Volume 58 - Weekly Repairs

Written by Patrick Podpadec on . Posted in Northcoast Voice

Stay in Tune
By Luthier Patrick Podadec

For those of you that know me , know that my wife, son and myself are into animals . Dogs in particular. We have recently been blessed with a new addition to are family. He is a Mastif pup that we got from a rescue organization in Cleveland. He has turned out to be a special gift that we are so proud to have come our way. We have raised large breed dogs for many yrs, so this new guy fits right in.
Speaking of gifts, I will be offering (like I do every year) a great gift certificate ,valued at $79.95 for only $50.00 . This certificate is for a full setup repair, which includes a fret leveling and crowning along with all of the adjustments and a new set of strings to make any guitar play as good as it can. I have many customers that are overjoyed with their instrument after this setup is performed. It even makes them want to play their guitar more. So if your thinking of the perfect gift to give to your favorite musician this could be the one.
The guitars are still steadily coming into my shop to be repaired. This last week I have gotten to adjust and tune a new autoharp . This is an instrument that has fallen by the wayside in the last 30 or 40 years. Rosanne Carter made it popular in the late50's . It is a fairly simple instrument to play and it has 26 strings chromatically tuned and is played by pressing individual buttons to produce the appropriate chords . It is primarily used as an accompaniment instrument to sing along with. It's a bit difficult (but not impossible) to play a melody line on it. I think that some of the reasons that it fell out of favor with musicians is that it can be very time consuming to get it to play in tune. When just a few of the strings are a bit flat or sharp it can sound pretty bad. With the invention of the portable tuners that are available today, it is much easier to tune than it was a few yrs ago. I always get great pleasure when I see someone performing with one. When they are in tune they have a beautiful “harpsichord” sound that is unique only to a autoharp. (or a harpsichord of course)
Another gem that came into my shop was a 1959 Fender DouSonic electric guitar. Just the fact that it is still around is amazing by itself. I don't get the opportunity to see pre 1960 Fenders too often. It's got this unique color called Desert Sand. Apparently this was a common color for the duosonic before 1960. After 1960 the more common colors were Dahpne Blue and sunbursts. I even read on a vintage guitar website that underneath some of the sunburst finishes you can find that some of the duosonic guitars still had the desert sand color on them.
It came to me to have the nut replaced (missing) and a fret leveling and fingerboard cleaning . This particular instrument is in great shape, only possessing the average wear that an instrument would have after being played for 50 yrs. I replaced it with a bone nut to capture as much of that “warm fuzzy feeling” that older Fenders naturally produce. I'm not sure of the value, but most of the pre 60's Fenders I see list for over 10,000 dollars. (I wish it were mine)
The next guitar that came to me is a mid 90's Tele copy from either Japan or Korea.
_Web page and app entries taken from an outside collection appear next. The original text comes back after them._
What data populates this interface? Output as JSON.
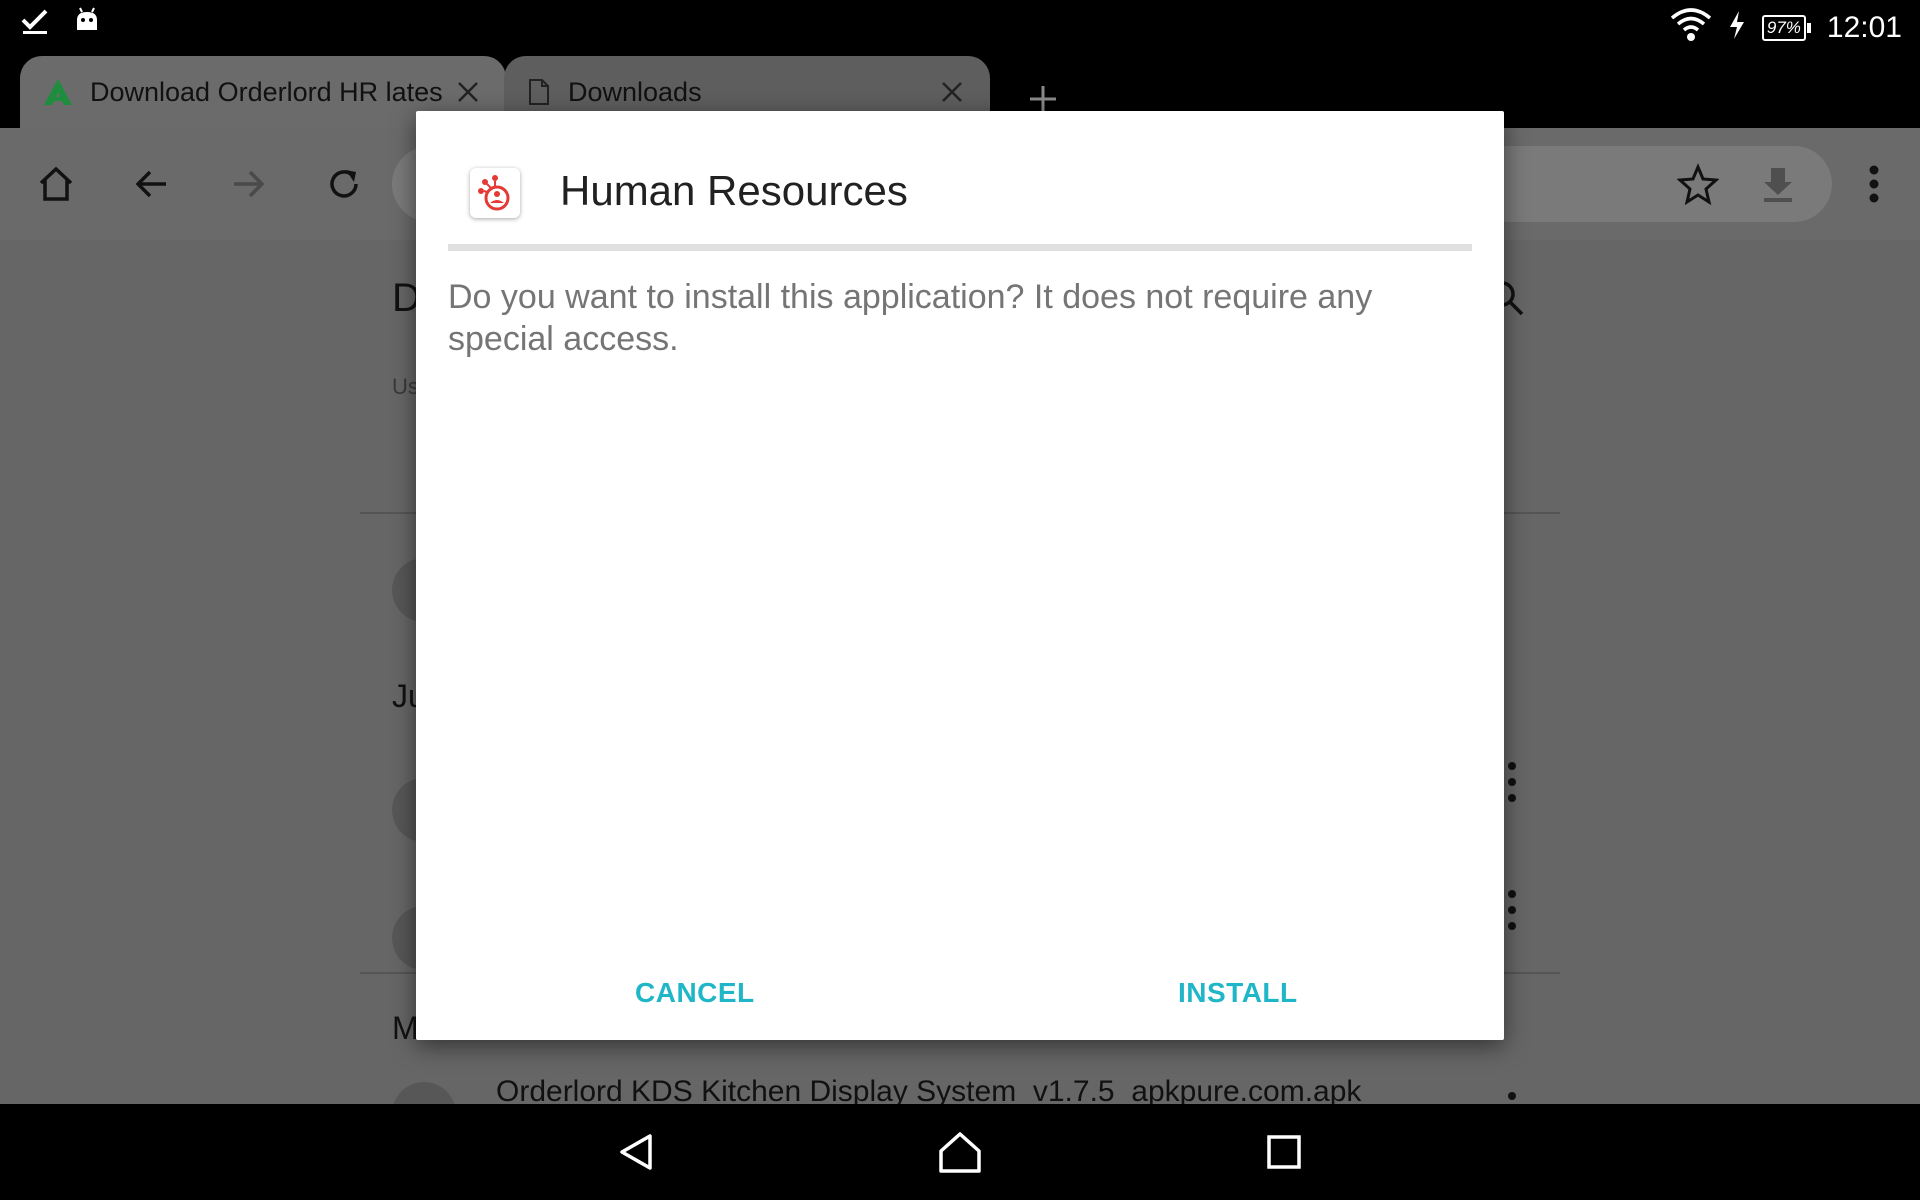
{
  "status_bar": {
    "notification_icons": [
      "checkmark-icon",
      "android-icon"
    ],
    "battery_percent": "97%",
    "clock": "12:01"
  },
  "tabs": [
    {
      "title": "Download Orderlord HR lates",
      "icon": "apkpure-icon",
      "active": true
    },
    {
      "title": "Downloads",
      "icon": "document-icon",
      "active": false
    }
  ],
  "page": {
    "heading_partial": "D",
    "subtext_partial": "Us",
    "section_label_partial": "Ju",
    "section2_label_partial": "M",
    "file_row_title": "Orderlord KDS Kitchen Display System_v1.7.5_apkpure.com.apk"
  },
  "dialog": {
    "app_name": "Human Resources",
    "message": "Do you want to install this application? It does not require any special access.",
    "cancel_label": "CANCEL",
    "install_label": "INSTALL",
    "accent_color": "#1fb6c7",
    "app_icon_color": "#e53935"
  }
}
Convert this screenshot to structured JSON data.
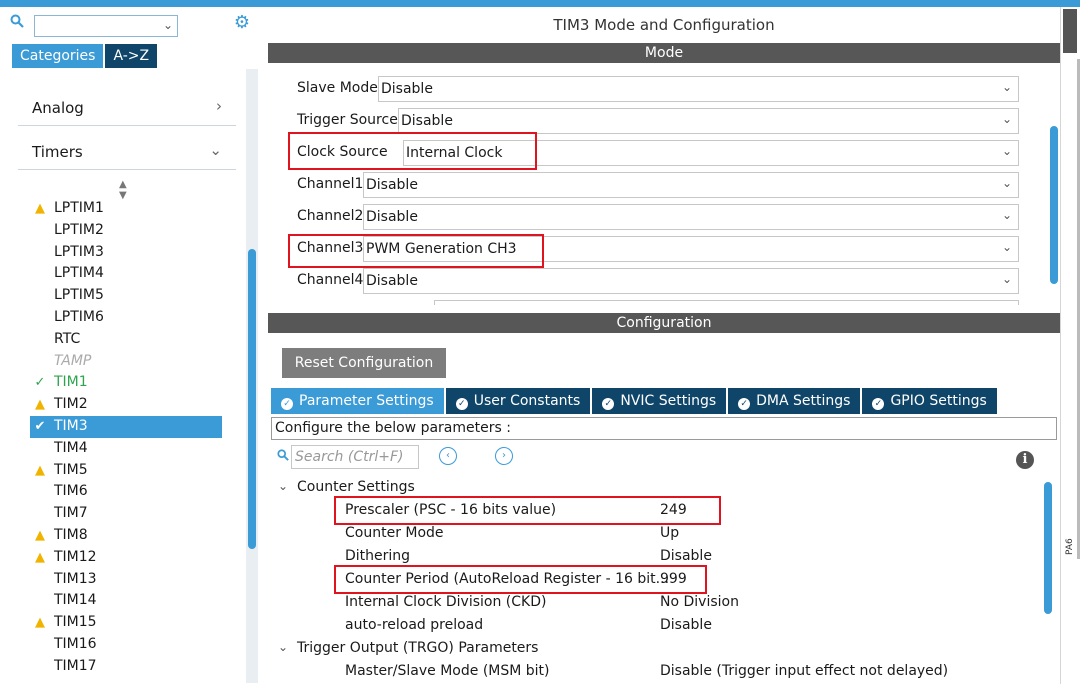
{
  "sidebar": {
    "tabs": [
      "Categories",
      "A->Z"
    ],
    "categories": [
      {
        "label": "Analog",
        "arrow": "›"
      },
      {
        "label": "Timers",
        "arrow": "⌄"
      }
    ],
    "timers": [
      {
        "label": "LPTIM1",
        "state": "warn"
      },
      {
        "label": "LPTIM2",
        "state": "none"
      },
      {
        "label": "LPTIM3",
        "state": "none"
      },
      {
        "label": "LPTIM4",
        "state": "none"
      },
      {
        "label": "LPTIM5",
        "state": "none"
      },
      {
        "label": "LPTIM6",
        "state": "none"
      },
      {
        "label": "RTC",
        "state": "none"
      },
      {
        "label": "TAMP",
        "state": "disabled"
      },
      {
        "label": "TIM1",
        "state": "ok"
      },
      {
        "label": "TIM2",
        "state": "warn"
      },
      {
        "label": "TIM3",
        "state": "selected"
      },
      {
        "label": "TIM4",
        "state": "none"
      },
      {
        "label": "TIM5",
        "state": "warn"
      },
      {
        "label": "TIM6",
        "state": "none"
      },
      {
        "label": "TIM7",
        "state": "none"
      },
      {
        "label": "TIM8",
        "state": "warn"
      },
      {
        "label": "TIM12",
        "state": "warn"
      },
      {
        "label": "TIM13",
        "state": "none"
      },
      {
        "label": "TIM14",
        "state": "none"
      },
      {
        "label": "TIM15",
        "state": "warn"
      },
      {
        "label": "TIM16",
        "state": "none"
      },
      {
        "label": "TIM17",
        "state": "none"
      }
    ]
  },
  "panel": {
    "title": "TIM3 Mode and Configuration",
    "mode_header": "Mode",
    "config_header": "Configuration"
  },
  "mode": {
    "slave_mode": {
      "label": "Slave Mode",
      "value": "Disable"
    },
    "trigger_source": {
      "label": "Trigger Source",
      "value": "Disable"
    },
    "clock_source": {
      "label": "Clock Source",
      "value": "Internal Clock"
    },
    "channel1": {
      "label": "Channel1",
      "value": "Disable"
    },
    "channel2": {
      "label": "Channel2",
      "value": "Disable"
    },
    "channel3": {
      "label": "Channel3",
      "value": "PWM Generation CH3"
    },
    "channel4": {
      "label": "Channel4",
      "value": "Disable"
    }
  },
  "config": {
    "reset_label": "Reset Configuration",
    "tabs": [
      "Parameter Settings",
      "User Constants",
      "NVIC Settings",
      "DMA Settings",
      "GPIO Settings"
    ],
    "configure_text": "Configure the below parameters :",
    "search_placeholder": "Search (Ctrl+F)",
    "counter_group": "Counter Settings",
    "trgo_group": "Trigger Output (TRGO) Parameters",
    "params": [
      {
        "name": "Prescaler (PSC - 16 bits value)",
        "value": "249"
      },
      {
        "name": "Counter Mode",
        "value": "Up"
      },
      {
        "name": "Dithering",
        "value": "Disable"
      },
      {
        "name": "Counter Period (AutoReload Register - 16 bit...",
        "value": "999"
      },
      {
        "name": "Internal Clock Division (CKD)",
        "value": "No Division"
      },
      {
        "name": "auto-reload preload",
        "value": "Disable"
      }
    ],
    "trgo_params": [
      {
        "name": "Master/Slave Mode (MSM bit)",
        "value": "Disable (Trigger input effect not delayed)"
      }
    ]
  },
  "edge": {
    "pin_label": "PA6"
  },
  "colors": {
    "accent": "#3a9bd6",
    "dark_tab": "#0f4569",
    "highlight_box": "#e0141e",
    "warning": "#f0b400",
    "ok": "#2ea44f"
  }
}
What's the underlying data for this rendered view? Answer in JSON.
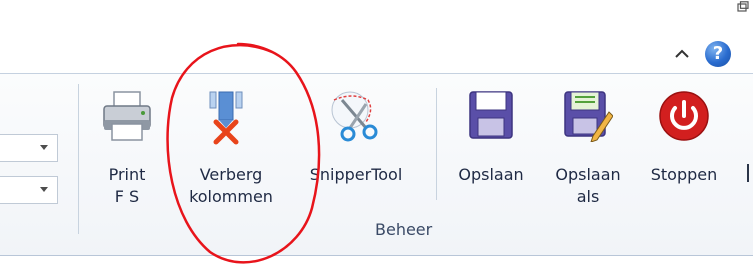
{
  "toolbar": {
    "help_glyph": "?",
    "buttons": [
      {
        "label": "Print\nF S",
        "icon": "printer-icon"
      },
      {
        "label": "Verberg\nkolommen",
        "icon": "hide-columns-icon"
      },
      {
        "label": "SnipperTool",
        "icon": "scissors-icon"
      },
      {
        "label": "Opslaan",
        "icon": "save-icon"
      },
      {
        "label": "Opslaan\nals",
        "icon": "save-as-icon"
      },
      {
        "label": "Stoppen",
        "icon": "power-icon"
      }
    ],
    "group_label": "Beheer"
  },
  "colors": {
    "accent_blue": "#2a6ccf",
    "annotation_red": "#e8141b",
    "stop_red": "#d21f1f",
    "save_purple": "#5a4fa8"
  }
}
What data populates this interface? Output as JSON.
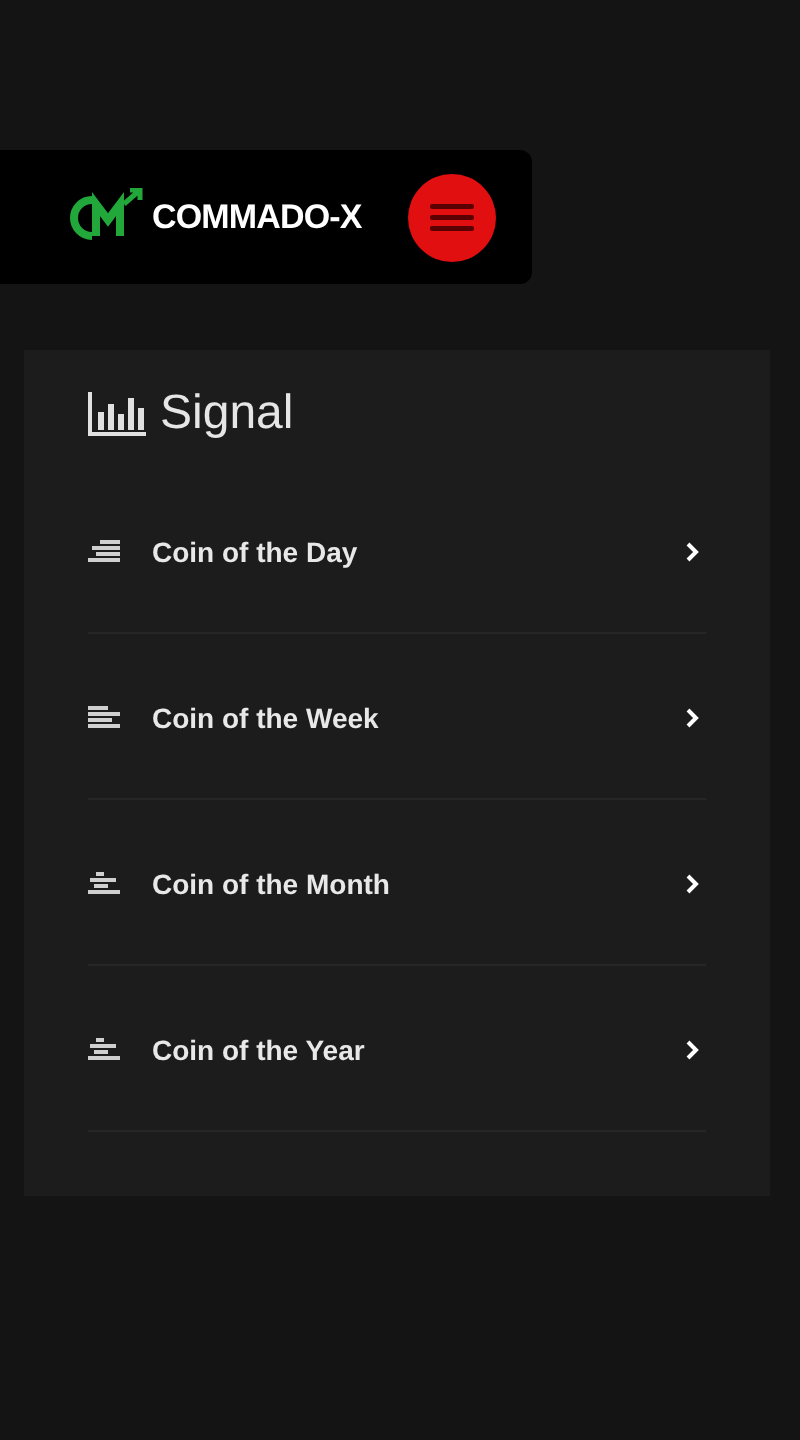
{
  "header": {
    "brand": "COMMADO-X"
  },
  "signal": {
    "title": "Signal",
    "items": [
      {
        "label": "Coin of the Day",
        "kind": "right"
      },
      {
        "label": "Coin of the Week",
        "kind": "left"
      },
      {
        "label": "Coin of the Month",
        "kind": "center"
      },
      {
        "label": "Coin of the Year",
        "kind": "center"
      }
    ]
  }
}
The cool thing about it is that it has a thru the neck body style and has two humbucker pickups instead of the single coils that were on the original Telecasters. The main difference in these instruments that are produced in Asia is that they generally don't put in very good electronics in them. This guitar had some very noisy (scratchy sounding) pots in it. I replaced them with some quality pots and “Wa La!” the noise went away. Most of the time these type of guitars are pretty well built. ( I'm careful when I say most of the time) The main problem is usually the electronics.
A couple of weeks ago I wrote about guitars on ebay. Well I couldn't resist this old archtop that I saw, so I had to buy it. I knew going into it that this guitar had some issues, but I kind of let my”nostalgia gene” take over my better judgment. When it arrived I examined it and found it had all of the issues (and more) than I thought it should have. One thing in particular was that it had a piece of leather that was glued on to the bass side bout and a little piece on the top, nicely cut around the f hole. I thought originally (wishful thinking) that it was to somehow reduce the wear factor on the guitar do to the constant contact of the players right forearm. Well I was wrong!. It was there to hide a horrible repair that was done to the side that had been cracked pretty bad (still repairable though).The piece on the top was just hiding the finish that was worn off because of excessive playing. That was o.k. As far as I was concerned. Over all the guitar is a solid well built archtop with a lot of potential. It needs to have the neck reset, the frets replaced and the side crack repaired. Along with a crack (more of a separation of the seam) on the back that needs to be addressed. The guitar in general has all kinds of “Mo Jo” emanating from it. You got to love that part. I do think that it has the potential to be one of those great sounding archtops. It looks as though I'm gonna have to put this one away for a later date before I can find the time to fix all of it's issues. Well as always I bid you all a fair well and please keep that thing in tune!

Keep Smiling!

Patrick from Liam Guitars